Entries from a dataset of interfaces

══════════

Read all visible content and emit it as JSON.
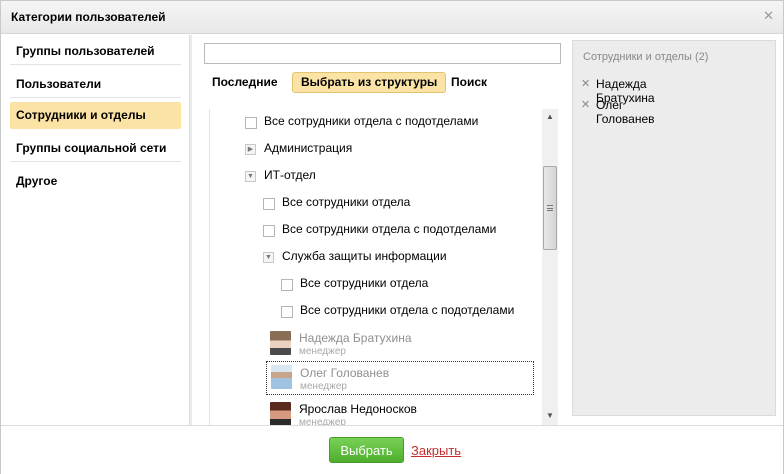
{
  "dialog": {
    "title": "Категории пользователей",
    "close_icon": "close-icon"
  },
  "categories": [
    {
      "label": "Группы пользователей",
      "active": false
    },
    {
      "label": "Пользователи",
      "active": false
    },
    {
      "label": "Сотрудники и отделы",
      "active": true
    },
    {
      "label": "Группы социальной сети",
      "active": false
    },
    {
      "label": "Другое",
      "active": false
    }
  ],
  "search": {
    "value": "",
    "placeholder": ""
  },
  "tabs": [
    {
      "label": "Последние",
      "active": false
    },
    {
      "label": "Выбрать из структуры",
      "active": true
    },
    {
      "label": "Поиск",
      "active": false
    }
  ],
  "tree": {
    "all_with_sub_top": "Все сотрудники отдела с подотделами",
    "administration": "Администрация",
    "it_dept": "ИТ-отдел",
    "it_all": "Все сотрудники отдела",
    "it_all_with_sub": "Все сотрудники отдела с подотделами",
    "security": "Служба защиты информации",
    "sec_all": "Все сотрудники отдела",
    "sec_all_with_sub": "Все сотрудники отдела с подотделами",
    "users": [
      {
        "name": "Надежда Братухина",
        "role": "менеджер",
        "selected": true
      },
      {
        "name": "Олег Голованев",
        "role": "менеджер",
        "selected": true
      },
      {
        "name": "Ярослав Недоносков",
        "role": "менеджер",
        "selected": false
      }
    ]
  },
  "selected_panel": {
    "title": "Сотрудники и отделы (2)",
    "items": [
      "Надежда Братухина",
      "Олег Голованев"
    ]
  },
  "footer": {
    "select_label": "Выбрать",
    "close_label": "Закрыть"
  },
  "colors": {
    "accent": "#fbe3a6",
    "button_green": "#5bbb38",
    "close_link": "#c62d2d"
  }
}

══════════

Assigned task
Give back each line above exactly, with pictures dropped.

Exercise solution
Read all visible content and emit it as JSON.
{
  "dialog": {
    "title": "Категории пользователей",
    "close_icon": "close-icon"
  },
  "categories": [
    {
      "label": "Группы пользователей",
      "active": false
    },
    {
      "label": "Пользователи",
      "active": false
    },
    {
      "label": "Сотрудники и отделы",
      "active": true
    },
    {
      "label": "Группы социальной сети",
      "active": false
    },
    {
      "label": "Другое",
      "active": false
    }
  ],
  "search": {
    "value": "",
    "placeholder": ""
  },
  "tabs": [
    {
      "label": "Последние",
      "active": false
    },
    {
      "label": "Выбрать из структуры",
      "active": true
    },
    {
      "label": "Поиск",
      "active": false
    }
  ],
  "tree": {
    "all_with_sub_top": "Все сотрудники отдела с подотделами",
    "administration": "Администрация",
    "it_dept": "ИТ-отдел",
    "it_all": "Все сотрудники отдела",
    "it_all_with_sub": "Все сотрудники отдела с подотделами",
    "security": "Служба защиты информации",
    "sec_all": "Все сотрудники отдела",
    "sec_all_with_sub": "Все сотрудники отдела с подотделами",
    "users": [
      {
        "name": "Надежда Братухина",
        "role": "менеджер",
        "selected": true
      },
      {
        "name": "Олег Голованев",
        "role": "менеджер",
        "selected": true
      },
      {
        "name": "Ярослав Недоносков",
        "role": "менеджер",
        "selected": false
      }
    ]
  },
  "selected_panel": {
    "title": "Сотрудники и отделы (2)",
    "items": [
      "Надежда Братухина",
      "Олег Голованев"
    ]
  },
  "footer": {
    "select_label": "Выбрать",
    "close_label": "Закрыть"
  },
  "colors": {
    "accent": "#fbe3a6",
    "button_green": "#5bbb38",
    "close_link": "#c62d2d"
  }
}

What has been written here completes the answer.